Prior to that, Poitier began his acting career on stage in the 1940s, and moved into feature films with 1950’s No Way Out – though his breakthrough performance came in 1955’s Blackboard Jungle, which became known for its rock’n’roll soundtrack, and Poitier’s performance as disruptive school student Gregory Miller. Three years later, he was nominated for a Best Actor Oscar for his performance in The Defiant Ones – starring alongside Tony Curtis as two prisoners, one Black and one white, forced to go on the run while shackled together.
Following his Oscar win, 1967 proved a significant year for Poitier – he became a majorly bankable Hollywood star with three huge box office hits at the height of the Civil Rights movement. The first was James Clavell’s To Sir, With Love, with Poitier playing an engineering graduate who takes a teaching job at a school in London’s East End and wins over the rambunctious students. Next was Norman Jewison’s In The Heat Of The Night, in which he played Philadelphia detective Virgil Tibbs, who helps investigate a murder in Mississippi after being wrongfully accused of involvement by the local police there. Finally, that year also brought Guess Who’s Coming To Dinner – with Poiter playing John Prentice, a man who visits his white fiancée’s parents for the first time.
Later in his acting career, Poitier reprised the role of Virgil Tibbs from In The Heat Of The Night in 1970’s They Call Me Mister Tibbs, and 1971’s The Organization, which were less beloved than the original film. In the ‘90s, he played Thurgood Marshall in 1991 miniseries Separate But Equal, and starred in 1992 crime comedy Sneakers. His final role came in 1997 Bruce Willis thriller The Jackal. Poitier also directed nine films across his career, from 1972’s Buck And The Preacher to 1990’s Ghost Dad.
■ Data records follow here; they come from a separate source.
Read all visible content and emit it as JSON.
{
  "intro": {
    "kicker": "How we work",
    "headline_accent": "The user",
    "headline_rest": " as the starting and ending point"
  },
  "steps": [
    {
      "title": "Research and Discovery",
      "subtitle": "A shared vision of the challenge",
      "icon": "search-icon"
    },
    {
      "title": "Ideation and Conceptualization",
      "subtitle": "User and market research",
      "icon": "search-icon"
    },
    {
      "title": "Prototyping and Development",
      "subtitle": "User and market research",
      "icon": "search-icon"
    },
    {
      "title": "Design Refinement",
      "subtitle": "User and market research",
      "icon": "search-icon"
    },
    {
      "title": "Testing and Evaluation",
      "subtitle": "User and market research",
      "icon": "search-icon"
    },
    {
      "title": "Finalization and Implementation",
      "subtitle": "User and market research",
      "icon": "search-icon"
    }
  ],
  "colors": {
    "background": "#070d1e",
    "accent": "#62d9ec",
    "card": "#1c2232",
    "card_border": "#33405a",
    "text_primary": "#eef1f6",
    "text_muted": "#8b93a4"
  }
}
Poitier received an Honorary Academy Award “in recognition of his remarkable accomplishments as an artist and as a human” in 2001, presented to him by Denzel Washington. He was also given the Fellowship award from BAFTA in 2016, and received the Cecil B. DeMille award at the Golden Globes in 1981. He was given a knighthood by Queen Elizabeth II in 1974, received the Presidential Medal of Freedom in 2009 from Barack Obama, and served as the Bahamian Ambassador to Japan between 1997 and 2007.